• **WHAT IS EXPECTED**
Wherever the string "index" occurs in a line of these records, report that line.

━━━━━ INPUT DATA ━━━━━

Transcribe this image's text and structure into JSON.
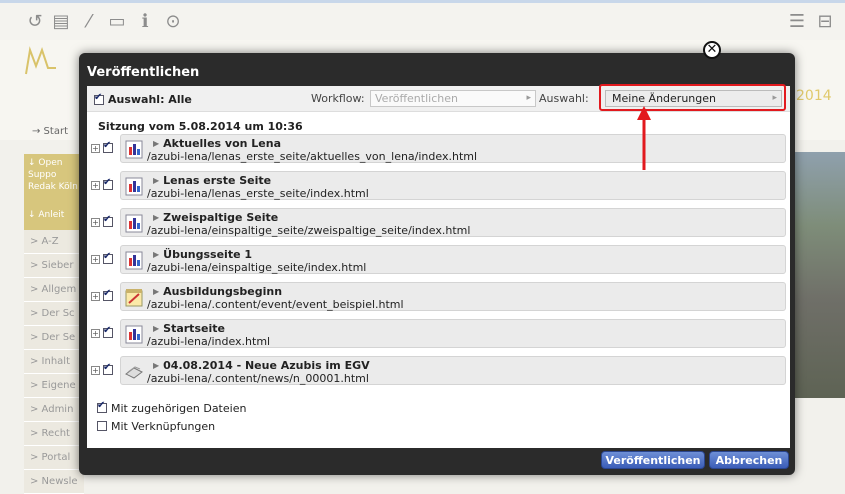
{
  "toolbar": {
    "icons": [
      "history-icon",
      "clipboard-icon",
      "magic-wand-icon",
      "folder-icon",
      "info-icon",
      "target-icon"
    ],
    "right_icons": [
      "list-icon",
      "tree-icon"
    ]
  },
  "background": {
    "year_text": "2014",
    "breadcrumb": "→ Start",
    "yellow_block": "↓ Open Suppo Redak Köln",
    "yellow_block2": "↓ Anleit",
    "side_items": [
      "> A-Z",
      "> Sieber",
      "> Allgem",
      "> Der Sc",
      "> Der Se",
      "> Inhalt",
      "> Eigene",
      "> Admin",
      "> Recht",
      "> Portal",
      "> Newsle"
    ]
  },
  "dialog": {
    "title": "Veröffentlichen",
    "select_all_label": "Auswahl: Alle",
    "workflow_label": "Workflow:",
    "workflow_value": "Veröffentlichen",
    "selection_label": "Auswahl:",
    "selection_value": "Meine Änderungen",
    "session_label": "Sitzung vom 5.08.2014 um 10:36",
    "resources": [
      {
        "title": "Aktuelles von Lena",
        "path": "/azubi-lena/lenas_erste_seite/aktuelles_von_lena/index.html",
        "icon": "page-icon"
      },
      {
        "title": "Lenas erste Seite",
        "path": "/azubi-lena/lenas_erste_seite/index.html",
        "icon": "page-icon"
      },
      {
        "title": "Zweispaltige Seite",
        "path": "/azubi-lena/einspaltige_seite/zweispaltige_seite/index.html",
        "icon": "page-icon"
      },
      {
        "title": "Übungsseite 1",
        "path": "/azubi-lena/einspaltige_seite/index.html",
        "icon": "page-icon"
      },
      {
        "title": "Ausbildungsbeginn",
        "path": "/azubi-lena/.content/event/event_beispiel.html",
        "icon": "event-icon"
      },
      {
        "title": "Startseite",
        "path": "/azubi-lena/index.html",
        "icon": "page-icon"
      },
      {
        "title": "04.08.2014 - Neue Azubis im EGV",
        "path": "/azubi-lena/.content/news/n_00001.html",
        "icon": "news-icon"
      }
    ],
    "option_related": "Mit zugehörigen Dateien",
    "option_links": "Mit Verknüpfungen",
    "publish_button": "Veröffentlichen",
    "cancel_button": "Abbrechen"
  },
  "colors": {
    "highlight": "#e2191e",
    "button": "#3b5db8",
    "dialog_frame": "#2b2b2b"
  }
}
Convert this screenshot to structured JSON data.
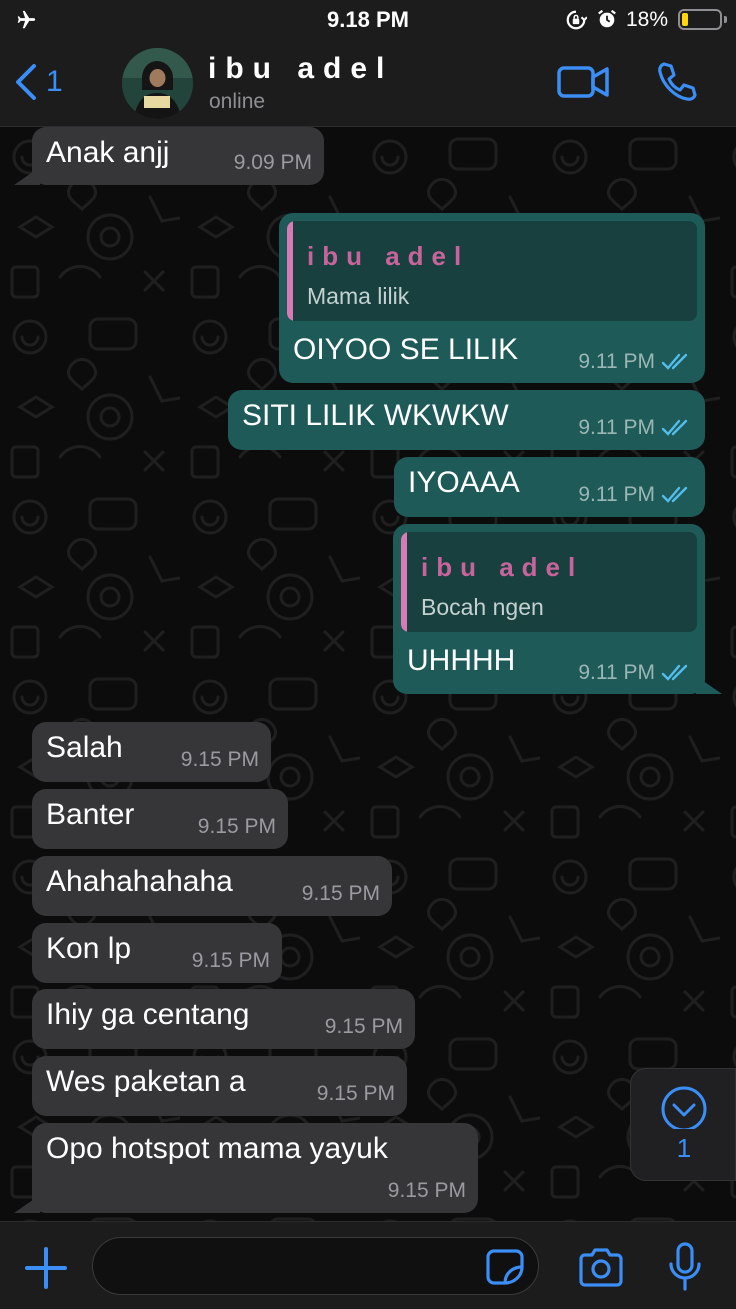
{
  "status_bar": {
    "time": "9.18 PM",
    "battery_percent": "18%",
    "battery_level": 0.18
  },
  "header": {
    "back_count": "1",
    "contact_name": "ibu adel",
    "contact_status": "online"
  },
  "messages": [
    {
      "dir": "in",
      "text": "Anak anjj",
      "time": "9.09 PM"
    },
    {
      "dir": "out",
      "quote_name": "ibu adel",
      "quote_text": "Mama lilik",
      "text": "OIYOO SE LILIK",
      "time": "9.11 PM",
      "read": true
    },
    {
      "dir": "out",
      "text": "SITI LILIK WKWKW",
      "time": "9.11 PM",
      "read": true
    },
    {
      "dir": "out",
      "text": "IYOAAA",
      "time": "9.11 PM",
      "read": true
    },
    {
      "dir": "out",
      "quote_name": "ibu adel",
      "quote_text": "Bocah ngen",
      "text": "UHHHH",
      "time": "9.11 PM",
      "read": true
    },
    {
      "dir": "in",
      "text": "Salah",
      "time": "9.15 PM"
    },
    {
      "dir": "in",
      "text": "Banter",
      "time": "9.15 PM"
    },
    {
      "dir": "in",
      "text": "Ahahahahaha",
      "time": "9.15 PM"
    },
    {
      "dir": "in",
      "text": "Kon lp",
      "time": "9.15 PM"
    },
    {
      "dir": "in",
      "text": "Ihiy ga centang",
      "time": "9.15 PM"
    },
    {
      "dir": "in",
      "text": "Wes paketan a",
      "time": "9.15 PM"
    },
    {
      "dir": "in",
      "text": "Opo hotspot mama yayuk",
      "time": "9.15 PM"
    }
  ],
  "scroll_down": {
    "unread_count": "1"
  },
  "input": {
    "value": "",
    "placeholder": ""
  },
  "colors": {
    "accent": "#3a8ef5",
    "incoming_bubble": "#363638",
    "outgoing_bubble": "#1e5a58",
    "quote_name": "#c8649c",
    "read_ticks": "#53bdeb",
    "battery": "#ffd60a"
  },
  "icons": [
    "airplane-icon",
    "orientation-lock-icon",
    "alarm-icon",
    "battery-icon",
    "chevron-left-icon",
    "video-camera-icon",
    "phone-icon",
    "double-check-icon",
    "chevron-down-icon",
    "plus-icon",
    "sticker-icon",
    "camera-icon",
    "microphone-icon"
  ]
}
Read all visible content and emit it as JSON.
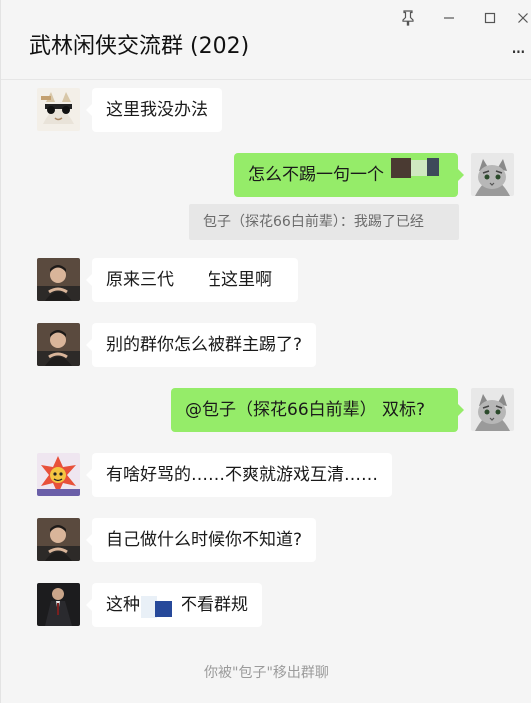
{
  "window": {
    "title": "武林闲侠交流群 (202)",
    "pin_icon": "pin-icon",
    "minimize_icon": "minimize-icon",
    "maximize_icon": "maximize-icon",
    "close_icon": "close-icon",
    "more_icon": "more-icon",
    "more_glyph": "···",
    "pin_glyph": "⚲",
    "min_glyph": "—",
    "max_glyph": "☐",
    "close_glyph": "✕"
  },
  "colors": {
    "incoming_bubble": "#ffffff",
    "outgoing_bubble": "#95ec69",
    "background": "#f5f5f5"
  },
  "messages": [
    {
      "direction": "in",
      "text": "这里我没办法"
    },
    {
      "direction": "out",
      "text": "怎么不踢一句一个"
    },
    {
      "direction": "in",
      "text": "原来三代",
      "text_tail": "在这里啊"
    },
    {
      "direction": "in",
      "text": "别的群你怎么被群主踢了?"
    },
    {
      "direction": "out",
      "text": "@包子（探花66白前辈） 双标?"
    },
    {
      "direction": "in",
      "text": "有啥好骂的……不爽就游戏互清……"
    },
    {
      "direction": "in",
      "text": "自己做什么时候你不知道?"
    },
    {
      "direction": "in",
      "text": "这种",
      "text_tail": "不看群规"
    }
  ],
  "quote": {
    "text": "包子（探花66白前辈）：我踢了已经"
  },
  "system_notice": "你被\"包子\"移出群聊"
}
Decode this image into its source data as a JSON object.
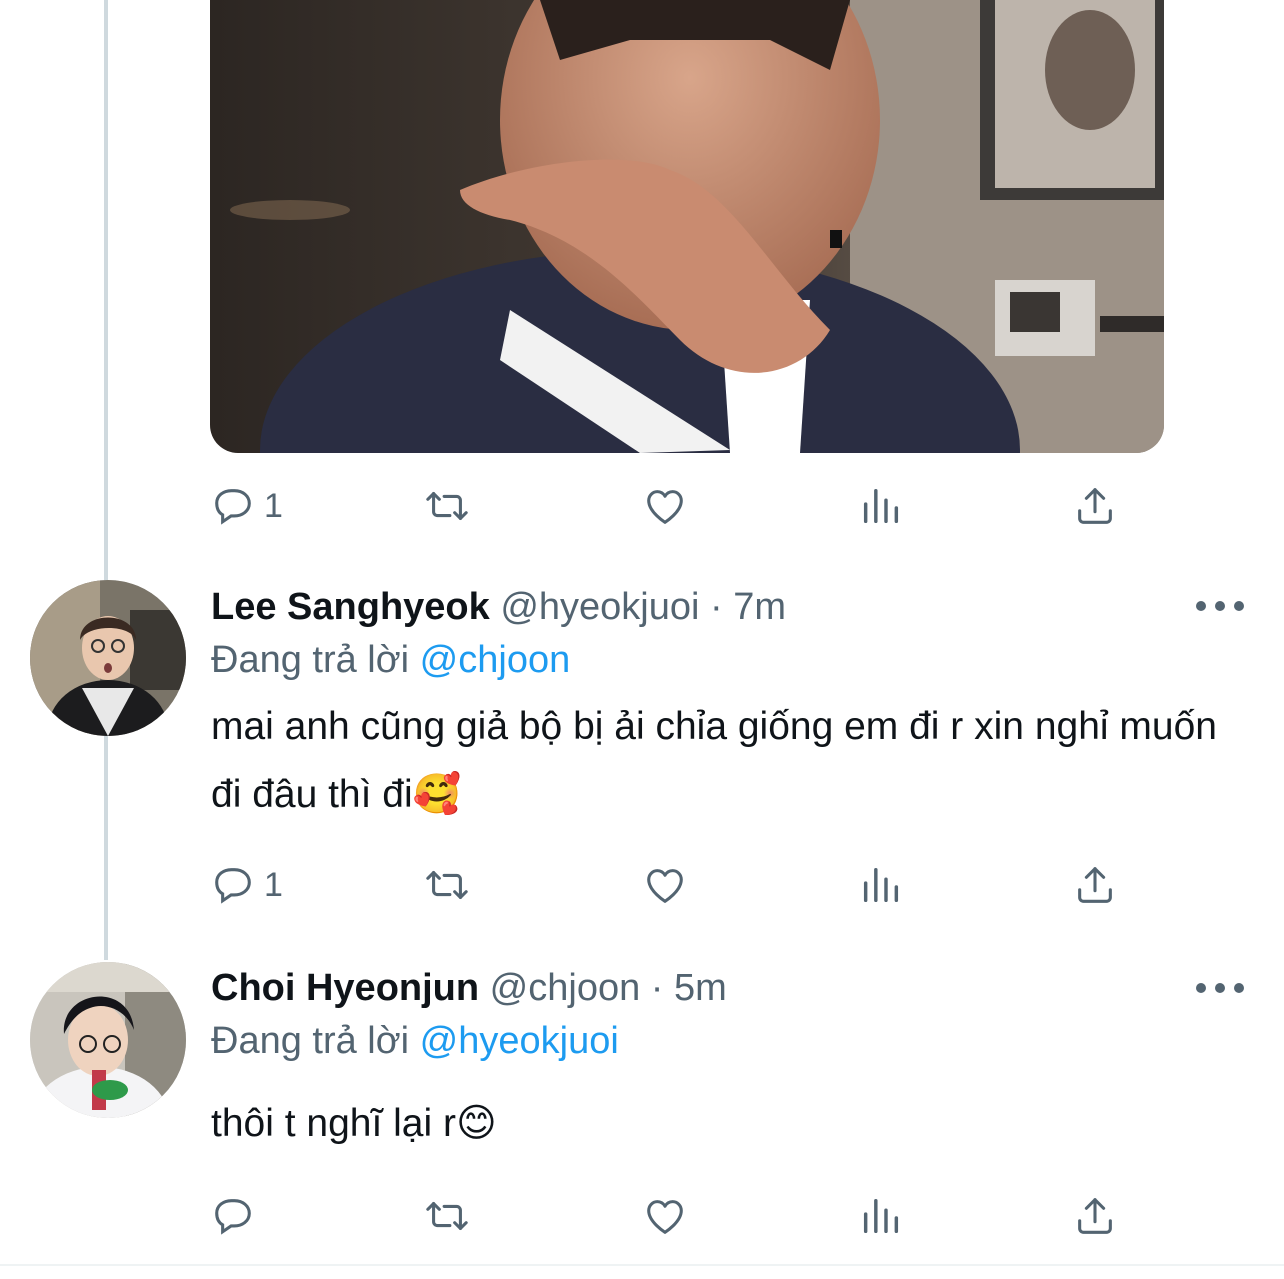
{
  "colors": {
    "accent": "#1d9bf0",
    "muted": "#536471",
    "text": "#0f1419",
    "thread_line": "#cfd9de"
  },
  "tweets": [
    {
      "actions": {
        "reply_count": "1"
      }
    },
    {
      "display_name": "Lee Sanghyeok",
      "handle": "@hyeokjuoi",
      "separator": "·",
      "time": "7m",
      "reply_prefix": "Đang trả lời",
      "reply_to": "@chjoon",
      "text": "mai anh cũng giả bộ bị ải chỉa giống em đi r xin nghỉ muốn đi đâu thì đi🥰",
      "actions": {
        "reply_count": "1"
      }
    },
    {
      "display_name": "Choi Hyeonjun",
      "handle": "@chjoon",
      "separator": "·",
      "time": "5m",
      "reply_prefix": "Đang trả lời",
      "reply_to": "@hyeokjuoi",
      "text": "thôi t nghĩ lại r😊",
      "actions": {
        "reply_count": ""
      }
    }
  ],
  "icons": [
    "reply-icon",
    "retweet-icon",
    "like-icon",
    "analytics-icon",
    "share-icon",
    "more-icon"
  ]
}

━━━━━

• **RESULT BELOW**
        "path": "/azubi-lena/lenas_erste_seite/aktuelles_von_lena/index.html",
        "path": "/azubi-lena/lenas_erste_seite/index.html",
        "path": "/azubi-lena/einspaltige_seite/zweispaltige_seite/index.html",
        "path": "/azubi-lena/einspaltige_seite/index.html",
        "path": "/azubi-lena/index.html",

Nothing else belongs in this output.